    From troubleshooting and redesigning faulty systems to installation, maintenance, and repair, mechanical contracting is a multi-faceted job. Mechanical contractors respond to the needs of the particular job site and commonly provide services such as:

    No matter where they work or what kind of machinery or equipment they’re dealing with, mechanical contractors are expected to coordinate work between their team and other contractors while staying on schedule and keeping within the budget. It’s a job that requires creativity, problem-solving and decision-making skills, a high level of organization and time management, and strong communication abilities to ensure clear explanations of tasks.

    Mechanical Contractor vs. Mechanical Engineer

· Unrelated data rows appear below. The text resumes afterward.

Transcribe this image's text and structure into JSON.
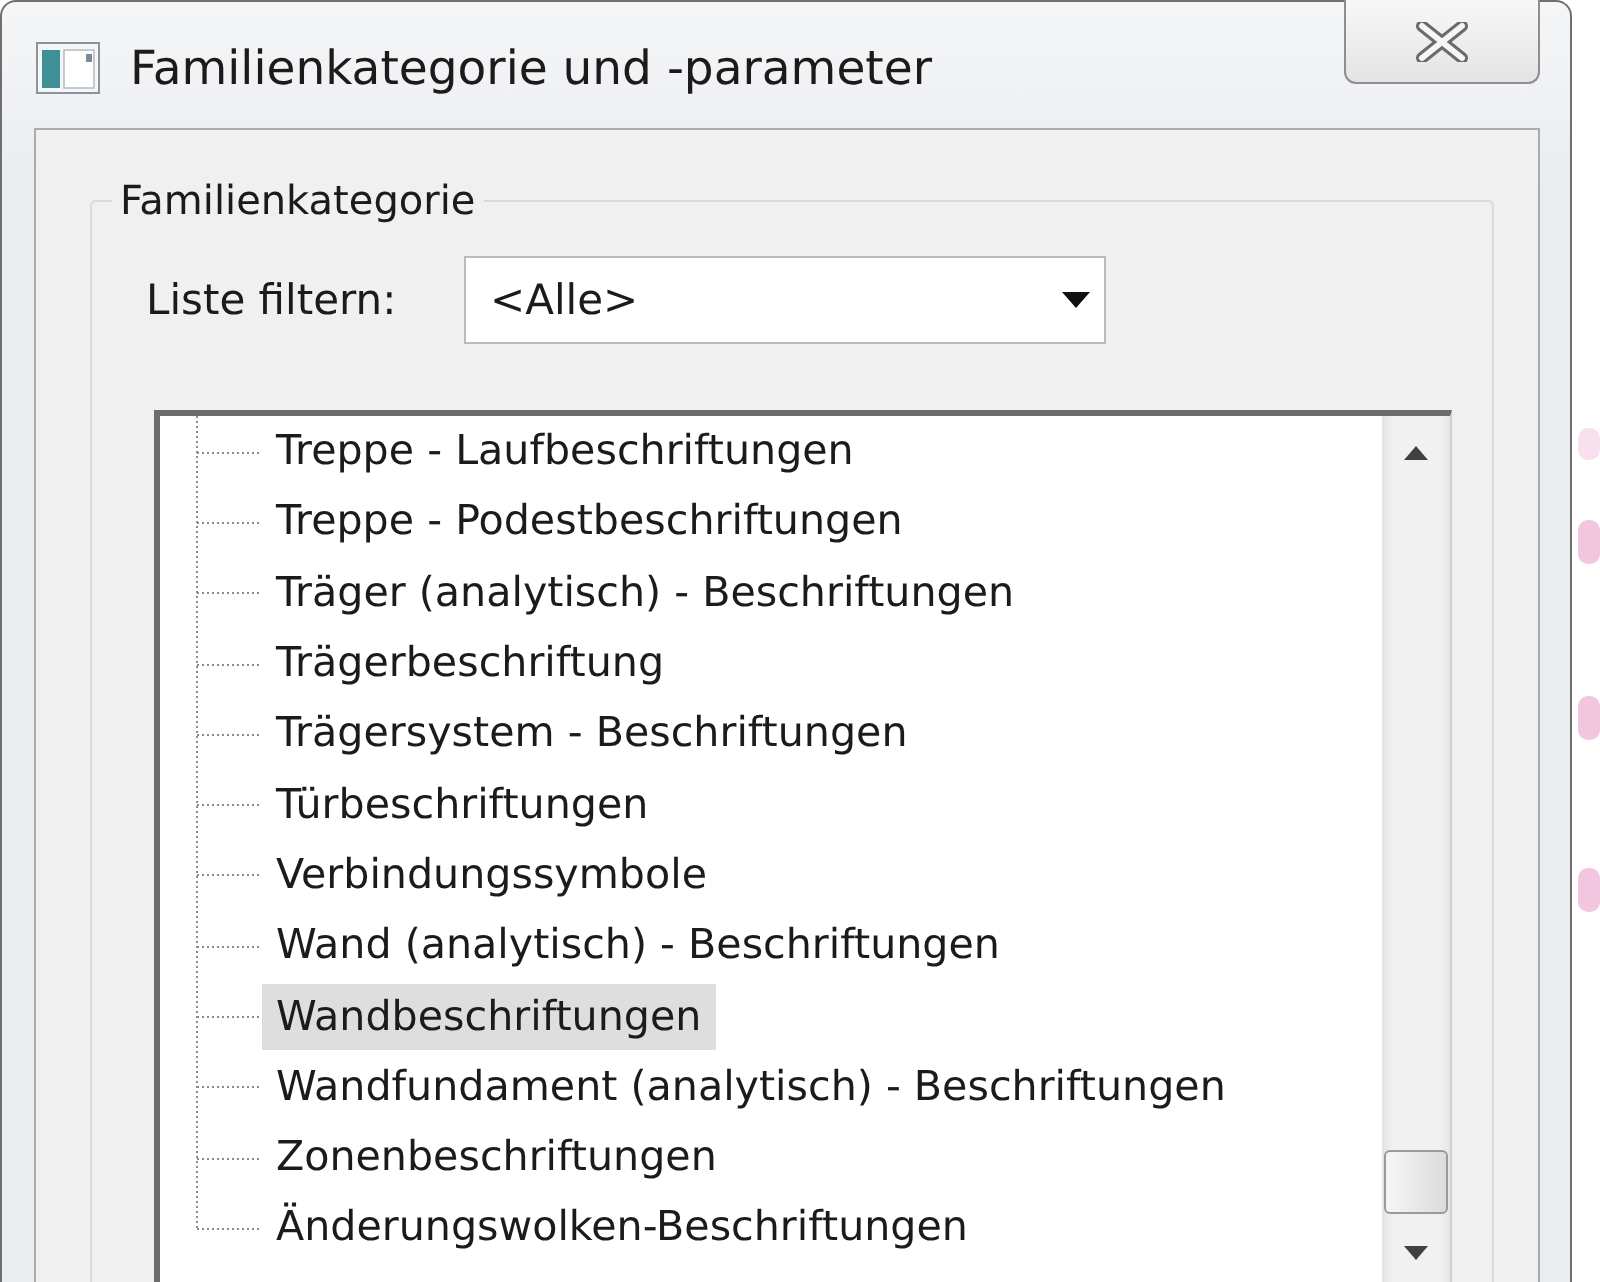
{
  "window": {
    "title": "Familienkategorie und -parameter"
  },
  "family_category": {
    "title": "Familienkategorie",
    "filter": {
      "label": "Liste filtern:",
      "value": "<Alle>"
    },
    "category_list": {
      "items": [
        {
          "label": "Treppe - Laufbeschriftungen",
          "selected": false
        },
        {
          "label": "Treppe - Podestbeschriftungen",
          "selected": false
        },
        {
          "label": "Träger (analytisch) - Beschriftungen",
          "selected": false
        },
        {
          "label": "Trägerbeschriftung",
          "selected": false
        },
        {
          "label": "Trägersystem - Beschriftungen",
          "selected": false
        },
        {
          "label": "Türbeschriftungen",
          "selected": false
        },
        {
          "label": "Verbindungssymbole",
          "selected": false
        },
        {
          "label": "Wand (analytisch) - Beschriftungen",
          "selected": false
        },
        {
          "label": "Wandbeschriftungen",
          "selected": true
        },
        {
          "label": "Wandfundament (analytisch) - Beschriftungen",
          "selected": false
        },
        {
          "label": "Zonenbeschriftungen",
          "selected": false
        },
        {
          "label": "Änderungswolken-Beschriftungen",
          "selected": false
        }
      ]
    }
  }
}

    It’s important to note the difference between a mechanical contractor and a mechanical engineer. The engineer designs systems and components and oversees the production process. The contractor takes over at that point to install the system or component for a client. Both roles contribute to the success of a project, and it’s important to have highly-skilled, experienced professionals in each of those positions.

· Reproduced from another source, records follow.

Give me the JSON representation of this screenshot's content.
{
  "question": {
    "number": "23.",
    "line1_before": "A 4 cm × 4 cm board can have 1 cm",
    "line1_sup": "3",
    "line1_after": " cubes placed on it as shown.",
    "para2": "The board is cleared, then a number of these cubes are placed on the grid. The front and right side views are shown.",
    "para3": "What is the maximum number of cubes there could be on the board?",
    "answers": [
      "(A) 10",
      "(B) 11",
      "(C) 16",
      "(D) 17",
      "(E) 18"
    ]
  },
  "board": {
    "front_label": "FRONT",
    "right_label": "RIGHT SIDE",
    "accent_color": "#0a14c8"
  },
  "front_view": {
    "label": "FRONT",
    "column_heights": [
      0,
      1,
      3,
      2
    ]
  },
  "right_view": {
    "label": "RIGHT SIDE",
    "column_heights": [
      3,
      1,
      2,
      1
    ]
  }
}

    Mechanical Contracting Services from Waco, Inc.

    Founded in 1963, Waco, Inc. has grown to incorporate a wide range of products and services. Over the years, we have served a number of industries with mechanical and environmental contracting services, and we’ve had the pleasure of completing a variety of complex projects for prominent Fortune 500 companies.

    With locations in Virginia, North Carolina, and Maryland, we offer mechanical contracting solutions throughout the Mid-Atlantic region with a focus on productivity, safety and regulatory compliance, adherence to schedules and budgets, and professional customer care. To learn more about mechanical contracting and what we can do for you, contact us or request a quote.